Every time I'm asked about "my journey or road to where I am" by a student or budding professional, for me it's not hard to open the vault within, find that eighteen-year-old me, and feel what he felt, know what he knew, to understand how hard it was just to get to that point, and just how important that step was toward other levels I've maneuvered through. Because I draw from him, again, every day.
Ultimately, it's tough to write a post talking to your freshman self, when the distance hasn't been created. And for some people, that distance is present. But for me, he's a daily reminder. Of so many things that I'm thankful for in my life.
As I wrap this up, I conclude with an excerpt from a paper I wrote in Grad school, which also doubled as a speech I gave to first-generation students within a first-year program. The excerpt (which serves as the speech's intro) captures my feelings and remembrance of that first day - first hours - at Cazenovia College. The piece still resonates with me so closely.
Here's to twenty years since starting college.
On a hot summer August day, I stood there watching her tears flow through the window. For most individuals, the need to console, to embrace, or to somewhat contribute to reducing the overwhelming emotion would trigger an action, but I knew that she needed to let the moment happen. My mom, and dad, both spent their lives – in some ways, gave their lives – so that this very moment could happen – leaving me on a college campus.
My dad, with the same providing manner he has excelled at over the years, managed to hide his emotions, console my mother, and operate a vehicle all at the same time. I still remember his slight nod assuring that I’ve done good as he pulled the vehicle away slowly. I stood there watching the mini-van that just transported my entire life to this unknown place in the world, fade down the street, before being gone for good with a left turn.
I stood there staring for a few seconds as if something else was supposed to happen in this new chapter. This was now new waters for me. It was new waters for my parents too, whom I always went to for advice and help. College? Me? Imagine that?
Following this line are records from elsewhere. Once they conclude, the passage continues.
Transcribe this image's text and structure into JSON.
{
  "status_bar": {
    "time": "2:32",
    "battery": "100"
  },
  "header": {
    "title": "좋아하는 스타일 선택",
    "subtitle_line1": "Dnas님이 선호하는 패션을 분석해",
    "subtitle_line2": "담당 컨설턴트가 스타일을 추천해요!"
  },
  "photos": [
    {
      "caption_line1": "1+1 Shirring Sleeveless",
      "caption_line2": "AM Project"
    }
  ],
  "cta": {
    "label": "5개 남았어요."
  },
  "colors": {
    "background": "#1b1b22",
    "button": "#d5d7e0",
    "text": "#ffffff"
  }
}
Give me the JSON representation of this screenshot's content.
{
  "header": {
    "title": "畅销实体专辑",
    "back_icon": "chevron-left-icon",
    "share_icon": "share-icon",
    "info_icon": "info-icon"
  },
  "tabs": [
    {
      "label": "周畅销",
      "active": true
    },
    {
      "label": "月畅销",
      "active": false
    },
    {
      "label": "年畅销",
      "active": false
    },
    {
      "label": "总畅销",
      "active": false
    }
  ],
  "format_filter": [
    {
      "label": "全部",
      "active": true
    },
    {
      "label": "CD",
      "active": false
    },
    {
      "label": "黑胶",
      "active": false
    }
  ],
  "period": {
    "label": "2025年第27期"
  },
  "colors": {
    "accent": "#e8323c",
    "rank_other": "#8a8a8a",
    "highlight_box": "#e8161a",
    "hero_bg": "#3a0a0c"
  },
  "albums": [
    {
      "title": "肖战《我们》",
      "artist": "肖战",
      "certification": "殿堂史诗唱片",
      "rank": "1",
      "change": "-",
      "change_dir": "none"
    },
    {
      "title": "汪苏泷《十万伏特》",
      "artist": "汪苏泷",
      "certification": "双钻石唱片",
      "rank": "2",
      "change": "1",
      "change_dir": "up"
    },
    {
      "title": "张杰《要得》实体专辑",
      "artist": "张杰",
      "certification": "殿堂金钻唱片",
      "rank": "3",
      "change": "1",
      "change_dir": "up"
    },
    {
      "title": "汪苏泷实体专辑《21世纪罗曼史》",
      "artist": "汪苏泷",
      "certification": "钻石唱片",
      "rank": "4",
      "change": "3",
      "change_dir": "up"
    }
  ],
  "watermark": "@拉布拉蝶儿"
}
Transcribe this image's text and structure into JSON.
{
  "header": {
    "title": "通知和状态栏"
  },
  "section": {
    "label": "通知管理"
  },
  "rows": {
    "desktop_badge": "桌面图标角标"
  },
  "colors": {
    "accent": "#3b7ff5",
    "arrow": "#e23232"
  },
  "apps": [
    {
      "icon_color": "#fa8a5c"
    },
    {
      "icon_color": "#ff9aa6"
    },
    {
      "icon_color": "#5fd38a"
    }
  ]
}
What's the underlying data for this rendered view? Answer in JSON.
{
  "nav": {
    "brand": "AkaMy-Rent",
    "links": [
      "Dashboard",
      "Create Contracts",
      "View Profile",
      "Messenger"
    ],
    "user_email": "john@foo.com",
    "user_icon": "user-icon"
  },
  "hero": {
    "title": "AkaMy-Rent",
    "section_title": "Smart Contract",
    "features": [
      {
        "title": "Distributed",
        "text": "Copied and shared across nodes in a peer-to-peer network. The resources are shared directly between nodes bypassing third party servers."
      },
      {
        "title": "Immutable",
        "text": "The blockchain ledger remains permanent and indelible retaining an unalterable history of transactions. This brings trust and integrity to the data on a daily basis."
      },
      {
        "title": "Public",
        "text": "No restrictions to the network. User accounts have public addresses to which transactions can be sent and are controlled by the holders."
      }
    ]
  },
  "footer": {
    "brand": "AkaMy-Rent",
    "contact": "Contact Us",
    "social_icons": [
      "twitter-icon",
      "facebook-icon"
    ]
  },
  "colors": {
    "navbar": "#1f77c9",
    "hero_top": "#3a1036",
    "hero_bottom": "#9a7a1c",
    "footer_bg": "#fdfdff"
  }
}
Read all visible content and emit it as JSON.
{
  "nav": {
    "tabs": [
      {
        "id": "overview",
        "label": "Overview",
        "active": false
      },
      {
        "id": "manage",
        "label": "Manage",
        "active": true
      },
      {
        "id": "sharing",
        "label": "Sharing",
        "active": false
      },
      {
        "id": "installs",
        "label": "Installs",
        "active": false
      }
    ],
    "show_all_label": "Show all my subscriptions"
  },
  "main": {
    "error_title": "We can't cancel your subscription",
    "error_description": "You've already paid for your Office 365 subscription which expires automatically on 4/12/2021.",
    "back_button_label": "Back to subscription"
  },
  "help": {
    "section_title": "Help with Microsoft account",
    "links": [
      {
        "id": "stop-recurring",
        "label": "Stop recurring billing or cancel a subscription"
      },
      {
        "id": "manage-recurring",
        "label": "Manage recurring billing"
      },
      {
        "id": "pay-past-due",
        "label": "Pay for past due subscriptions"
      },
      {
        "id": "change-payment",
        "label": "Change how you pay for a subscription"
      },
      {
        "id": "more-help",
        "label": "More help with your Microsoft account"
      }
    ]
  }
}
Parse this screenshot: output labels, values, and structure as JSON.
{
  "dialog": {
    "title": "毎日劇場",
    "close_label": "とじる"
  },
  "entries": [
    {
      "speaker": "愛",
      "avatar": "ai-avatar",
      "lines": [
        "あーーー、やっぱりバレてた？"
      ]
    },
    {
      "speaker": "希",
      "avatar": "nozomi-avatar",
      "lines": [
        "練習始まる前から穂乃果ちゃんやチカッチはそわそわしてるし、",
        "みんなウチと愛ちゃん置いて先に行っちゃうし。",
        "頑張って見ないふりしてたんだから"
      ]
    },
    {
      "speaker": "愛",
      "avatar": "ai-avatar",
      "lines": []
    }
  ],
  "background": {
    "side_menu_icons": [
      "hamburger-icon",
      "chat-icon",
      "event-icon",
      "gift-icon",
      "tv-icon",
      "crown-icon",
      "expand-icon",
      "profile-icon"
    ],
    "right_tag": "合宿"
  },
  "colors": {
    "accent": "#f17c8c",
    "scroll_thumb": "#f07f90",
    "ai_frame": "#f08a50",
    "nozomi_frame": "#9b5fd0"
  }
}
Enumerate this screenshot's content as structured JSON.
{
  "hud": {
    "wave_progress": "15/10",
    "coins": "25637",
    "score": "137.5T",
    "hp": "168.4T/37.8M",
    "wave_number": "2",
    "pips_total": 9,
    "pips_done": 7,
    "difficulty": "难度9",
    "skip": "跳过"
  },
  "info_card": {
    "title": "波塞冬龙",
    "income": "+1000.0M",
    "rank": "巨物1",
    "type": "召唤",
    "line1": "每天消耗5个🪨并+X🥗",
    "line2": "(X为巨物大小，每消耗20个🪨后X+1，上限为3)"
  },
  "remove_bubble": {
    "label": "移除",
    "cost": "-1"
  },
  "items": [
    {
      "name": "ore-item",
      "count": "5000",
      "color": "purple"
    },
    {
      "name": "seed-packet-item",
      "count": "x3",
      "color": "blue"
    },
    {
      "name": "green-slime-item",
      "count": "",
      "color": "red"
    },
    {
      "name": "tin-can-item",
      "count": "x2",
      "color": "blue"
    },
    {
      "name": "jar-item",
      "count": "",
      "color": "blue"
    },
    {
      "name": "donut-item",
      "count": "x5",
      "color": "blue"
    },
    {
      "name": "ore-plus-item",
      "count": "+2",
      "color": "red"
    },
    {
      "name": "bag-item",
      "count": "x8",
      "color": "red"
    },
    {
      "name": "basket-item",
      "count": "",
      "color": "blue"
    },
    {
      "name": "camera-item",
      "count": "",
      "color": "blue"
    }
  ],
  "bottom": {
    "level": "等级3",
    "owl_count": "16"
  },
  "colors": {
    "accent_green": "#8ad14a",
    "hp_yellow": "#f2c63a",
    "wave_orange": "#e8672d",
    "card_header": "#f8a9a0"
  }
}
As I turned around, the vision became clearer, and in that moment was born this chip on my shoulder that would also get me through the next decade of my life. It was a chip that represented struggle, sacrifice, and unfairness, and it grew by the second as I processed my new home. There it was, the cliché quad, filled with very few faces like mine. That chip on my shoulder suddenly added a new layer of proving myself, my worth, and that I indeed belonged there.